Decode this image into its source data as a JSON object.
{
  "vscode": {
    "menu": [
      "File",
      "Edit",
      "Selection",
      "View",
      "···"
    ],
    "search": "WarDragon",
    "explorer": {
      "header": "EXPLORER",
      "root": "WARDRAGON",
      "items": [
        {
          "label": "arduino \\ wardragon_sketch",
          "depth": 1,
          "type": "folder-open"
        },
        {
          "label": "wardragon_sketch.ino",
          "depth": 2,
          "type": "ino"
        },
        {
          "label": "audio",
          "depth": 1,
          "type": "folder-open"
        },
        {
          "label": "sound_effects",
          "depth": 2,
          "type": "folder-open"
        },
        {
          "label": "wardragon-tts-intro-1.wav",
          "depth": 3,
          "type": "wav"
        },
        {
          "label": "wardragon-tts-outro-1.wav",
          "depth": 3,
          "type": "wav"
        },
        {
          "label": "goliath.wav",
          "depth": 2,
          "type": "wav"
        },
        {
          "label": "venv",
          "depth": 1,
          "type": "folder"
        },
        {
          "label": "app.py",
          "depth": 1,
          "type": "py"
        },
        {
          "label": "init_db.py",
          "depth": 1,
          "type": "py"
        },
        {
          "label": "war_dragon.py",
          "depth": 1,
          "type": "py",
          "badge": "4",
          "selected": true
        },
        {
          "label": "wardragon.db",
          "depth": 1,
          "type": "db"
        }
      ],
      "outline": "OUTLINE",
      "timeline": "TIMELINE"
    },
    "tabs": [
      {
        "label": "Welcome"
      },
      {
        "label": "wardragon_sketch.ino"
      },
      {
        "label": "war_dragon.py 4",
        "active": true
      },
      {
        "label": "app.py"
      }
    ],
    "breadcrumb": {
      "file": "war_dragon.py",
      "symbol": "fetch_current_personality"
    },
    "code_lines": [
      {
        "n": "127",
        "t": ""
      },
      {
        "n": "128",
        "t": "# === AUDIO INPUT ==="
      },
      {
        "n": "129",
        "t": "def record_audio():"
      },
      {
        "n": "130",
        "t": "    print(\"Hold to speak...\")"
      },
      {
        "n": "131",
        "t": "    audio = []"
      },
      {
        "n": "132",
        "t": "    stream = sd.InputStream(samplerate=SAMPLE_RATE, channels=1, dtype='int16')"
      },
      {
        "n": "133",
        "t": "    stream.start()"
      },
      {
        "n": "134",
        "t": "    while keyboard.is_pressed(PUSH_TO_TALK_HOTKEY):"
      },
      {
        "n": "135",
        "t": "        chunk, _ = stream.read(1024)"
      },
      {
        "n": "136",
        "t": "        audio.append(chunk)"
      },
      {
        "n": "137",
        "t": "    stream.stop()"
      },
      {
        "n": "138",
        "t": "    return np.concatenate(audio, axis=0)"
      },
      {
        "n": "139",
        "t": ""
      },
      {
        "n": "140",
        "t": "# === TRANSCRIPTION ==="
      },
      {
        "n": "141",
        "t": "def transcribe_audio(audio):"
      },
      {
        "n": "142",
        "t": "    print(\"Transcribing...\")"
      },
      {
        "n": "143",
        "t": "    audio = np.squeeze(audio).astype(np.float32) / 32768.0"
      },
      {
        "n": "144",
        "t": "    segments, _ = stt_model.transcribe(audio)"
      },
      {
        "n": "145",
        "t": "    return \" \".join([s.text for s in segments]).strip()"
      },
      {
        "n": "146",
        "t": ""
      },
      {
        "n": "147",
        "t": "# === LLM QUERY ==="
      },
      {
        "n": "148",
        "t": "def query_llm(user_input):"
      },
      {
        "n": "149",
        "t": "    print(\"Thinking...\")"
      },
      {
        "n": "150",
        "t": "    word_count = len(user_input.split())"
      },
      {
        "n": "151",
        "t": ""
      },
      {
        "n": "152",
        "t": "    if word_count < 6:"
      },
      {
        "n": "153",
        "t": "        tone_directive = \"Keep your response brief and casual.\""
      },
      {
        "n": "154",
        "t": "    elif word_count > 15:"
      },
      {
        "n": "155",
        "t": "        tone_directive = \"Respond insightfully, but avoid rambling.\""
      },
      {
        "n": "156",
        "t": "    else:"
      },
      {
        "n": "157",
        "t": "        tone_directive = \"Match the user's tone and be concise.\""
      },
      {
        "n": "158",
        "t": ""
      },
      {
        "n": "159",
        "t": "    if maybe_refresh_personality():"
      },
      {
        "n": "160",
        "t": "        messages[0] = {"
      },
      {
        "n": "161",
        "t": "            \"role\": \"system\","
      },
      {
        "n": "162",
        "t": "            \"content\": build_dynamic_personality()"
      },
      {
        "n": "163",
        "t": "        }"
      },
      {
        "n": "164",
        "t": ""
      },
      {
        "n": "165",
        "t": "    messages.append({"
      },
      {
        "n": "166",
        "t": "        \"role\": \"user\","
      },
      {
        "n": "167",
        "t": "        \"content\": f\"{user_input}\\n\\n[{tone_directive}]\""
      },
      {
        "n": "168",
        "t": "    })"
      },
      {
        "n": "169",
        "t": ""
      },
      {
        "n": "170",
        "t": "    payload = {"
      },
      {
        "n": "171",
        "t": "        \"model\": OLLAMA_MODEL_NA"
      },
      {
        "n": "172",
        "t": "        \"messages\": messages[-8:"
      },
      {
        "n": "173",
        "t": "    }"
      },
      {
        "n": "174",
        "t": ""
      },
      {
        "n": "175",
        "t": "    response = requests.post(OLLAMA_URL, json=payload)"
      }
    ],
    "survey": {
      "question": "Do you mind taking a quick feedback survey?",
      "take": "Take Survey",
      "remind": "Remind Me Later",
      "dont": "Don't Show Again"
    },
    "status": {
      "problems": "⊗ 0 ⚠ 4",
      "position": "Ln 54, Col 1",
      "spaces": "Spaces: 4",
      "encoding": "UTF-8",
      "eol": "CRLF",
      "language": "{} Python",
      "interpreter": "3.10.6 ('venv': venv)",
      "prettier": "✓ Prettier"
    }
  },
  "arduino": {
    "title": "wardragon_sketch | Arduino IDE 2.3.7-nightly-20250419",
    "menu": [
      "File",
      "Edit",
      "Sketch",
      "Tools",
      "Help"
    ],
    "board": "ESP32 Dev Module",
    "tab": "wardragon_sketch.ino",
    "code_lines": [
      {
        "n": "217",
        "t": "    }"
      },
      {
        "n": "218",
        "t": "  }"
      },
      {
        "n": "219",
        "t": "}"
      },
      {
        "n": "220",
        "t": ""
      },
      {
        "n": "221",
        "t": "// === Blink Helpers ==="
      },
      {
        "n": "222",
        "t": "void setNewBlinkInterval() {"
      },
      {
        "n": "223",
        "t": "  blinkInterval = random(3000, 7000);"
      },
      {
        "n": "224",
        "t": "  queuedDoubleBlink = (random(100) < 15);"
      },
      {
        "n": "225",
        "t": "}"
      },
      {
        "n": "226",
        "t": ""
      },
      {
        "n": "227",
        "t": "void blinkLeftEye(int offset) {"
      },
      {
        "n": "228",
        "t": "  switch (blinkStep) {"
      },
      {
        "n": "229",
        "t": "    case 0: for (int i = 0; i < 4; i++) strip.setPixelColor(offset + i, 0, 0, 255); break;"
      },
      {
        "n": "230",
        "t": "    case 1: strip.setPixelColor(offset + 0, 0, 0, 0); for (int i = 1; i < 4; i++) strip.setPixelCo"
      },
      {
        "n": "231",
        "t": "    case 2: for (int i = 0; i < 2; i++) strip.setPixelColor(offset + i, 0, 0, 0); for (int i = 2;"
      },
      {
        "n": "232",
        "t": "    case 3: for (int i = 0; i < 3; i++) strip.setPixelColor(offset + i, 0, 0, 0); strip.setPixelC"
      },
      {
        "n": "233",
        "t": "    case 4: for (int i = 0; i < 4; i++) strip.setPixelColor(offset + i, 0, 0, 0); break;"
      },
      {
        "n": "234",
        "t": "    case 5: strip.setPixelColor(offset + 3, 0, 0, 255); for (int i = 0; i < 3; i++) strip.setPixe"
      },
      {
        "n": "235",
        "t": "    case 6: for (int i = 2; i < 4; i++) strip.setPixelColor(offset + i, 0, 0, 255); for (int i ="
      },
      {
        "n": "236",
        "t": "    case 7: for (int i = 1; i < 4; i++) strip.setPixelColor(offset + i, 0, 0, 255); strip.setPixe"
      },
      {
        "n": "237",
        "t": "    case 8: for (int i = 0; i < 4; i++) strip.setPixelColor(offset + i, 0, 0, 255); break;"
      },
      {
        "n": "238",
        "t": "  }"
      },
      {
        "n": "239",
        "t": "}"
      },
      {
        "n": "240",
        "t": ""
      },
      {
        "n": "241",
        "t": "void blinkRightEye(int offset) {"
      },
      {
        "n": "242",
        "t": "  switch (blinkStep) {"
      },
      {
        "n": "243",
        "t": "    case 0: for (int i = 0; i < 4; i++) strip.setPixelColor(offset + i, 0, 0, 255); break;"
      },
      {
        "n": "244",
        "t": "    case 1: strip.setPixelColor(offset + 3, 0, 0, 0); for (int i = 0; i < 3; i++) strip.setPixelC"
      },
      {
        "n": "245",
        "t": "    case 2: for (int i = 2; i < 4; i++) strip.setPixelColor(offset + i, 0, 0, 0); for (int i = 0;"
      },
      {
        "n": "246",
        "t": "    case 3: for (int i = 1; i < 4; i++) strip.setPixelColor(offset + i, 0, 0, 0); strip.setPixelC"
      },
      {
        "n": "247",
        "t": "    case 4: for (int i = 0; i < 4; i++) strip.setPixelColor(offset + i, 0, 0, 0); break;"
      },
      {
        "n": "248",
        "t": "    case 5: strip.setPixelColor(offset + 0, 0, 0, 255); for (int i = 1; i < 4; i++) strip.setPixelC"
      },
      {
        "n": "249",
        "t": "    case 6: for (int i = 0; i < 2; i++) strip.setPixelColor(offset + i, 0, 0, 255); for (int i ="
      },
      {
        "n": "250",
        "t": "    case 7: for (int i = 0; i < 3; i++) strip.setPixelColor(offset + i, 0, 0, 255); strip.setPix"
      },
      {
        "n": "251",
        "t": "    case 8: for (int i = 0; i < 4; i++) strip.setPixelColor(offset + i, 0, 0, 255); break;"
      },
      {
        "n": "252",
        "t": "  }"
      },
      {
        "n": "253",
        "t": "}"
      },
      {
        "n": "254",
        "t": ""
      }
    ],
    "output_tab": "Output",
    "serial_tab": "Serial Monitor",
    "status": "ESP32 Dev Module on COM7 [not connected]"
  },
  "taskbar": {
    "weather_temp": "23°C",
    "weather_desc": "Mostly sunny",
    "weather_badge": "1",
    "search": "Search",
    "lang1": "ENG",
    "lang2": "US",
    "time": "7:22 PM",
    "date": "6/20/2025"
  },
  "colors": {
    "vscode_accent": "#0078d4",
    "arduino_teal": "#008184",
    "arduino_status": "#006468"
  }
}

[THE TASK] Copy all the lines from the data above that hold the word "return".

[YOUR SOLUTION]
        "t": "    return np.concatenate(audio, axis=0)"
        "t": "    return \" \".join([s.text for s in segments]).strip()"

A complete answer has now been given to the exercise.